The furor over remarks by Democratic presidential candidate Barack Obama's former pastor has been silly from the beginning. Not only has it epitomized a double standard for reportage - no mention has been made of hate-filled comments from clergy whom G.O.P. candidate John McCain has actively sought out for support; men like John Hagee, Rod Parsley or the late Jerry Falwell - it has been a distraction from the real issues of our time: Iraq, the economy and massive corruption, incompetence and lawlessness in the White House. After all, following the idea that Mr. Obama is a closet black radical to its logical end - that in winning the presidency he would somehow implement (or even be able to move forward) some sort of anti-white pogrom - quickly illustrates the ridiculousness of the whole situation.
All that said, Barack Obama's decision to confront this political crisis head on and do so in a thoughtful, mature manner completely free of the pandering and lowest common denominator cliches we have come to expect after seven years of "they hate our freedoms" (and other, like-minded pabulum) was courageous, powerful, effective, and perhaps most importantly, demonstrative of his capabilities as a leader. He seized the high ground and spoke like an adult with the ability to reason, demonstrating that he actually perceives nuance and sees the world as it is rather than as he believes it to be. What an amazing and thoroughly revitalizing change from George W. Bush, who, as Stephen Colbert pointed out so eloquently, believes the same thing on Wednesday that he believed on Monday, no matter what happened Tuesday.

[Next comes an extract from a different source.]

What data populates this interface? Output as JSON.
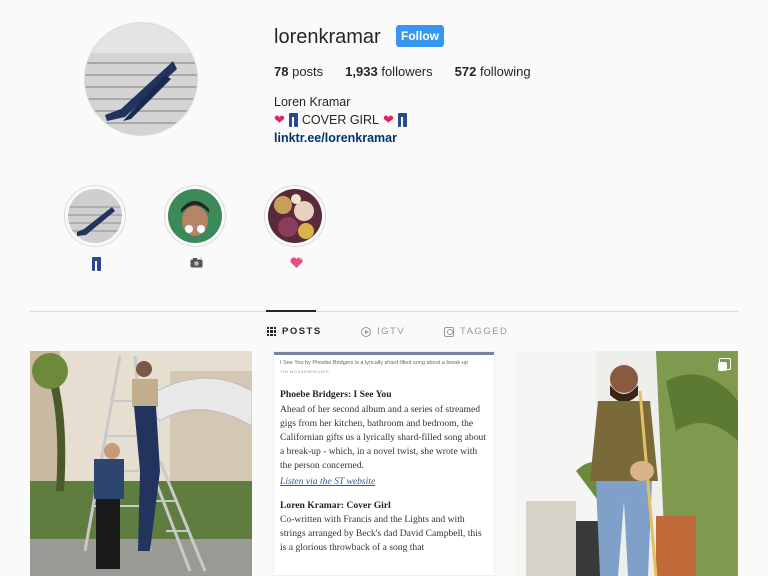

Glenn Greenwald has an insightful examination of Mr. Obama's speech yesterday and what he terms the candidate's "faith in the reasoning abilities of the American public" which I won't waste time duplicating. I will however, close with this: As the eager heir-apparent to George W. Bush's legacy, John McCain eliminated himself from my considertion set of viable presidential candidates a long time ago. (Well, for that and other reasons.) The choice to me has been Hillary Clinton or Barack Obama for several months, and my opinion has been that Mrs. Clinton can probably be depended upon to govern well. Mr. Obama, on the other hand, looks like he can lead, and his speech on race (see video below or here for a transcript) has done nothing but reinforce that appraisal. I will unquestionably vote for either Democrat over the Republican nominee in the general election, but I cast my ballot for Barack in the Missouri primary, and I remain very happy with that decision.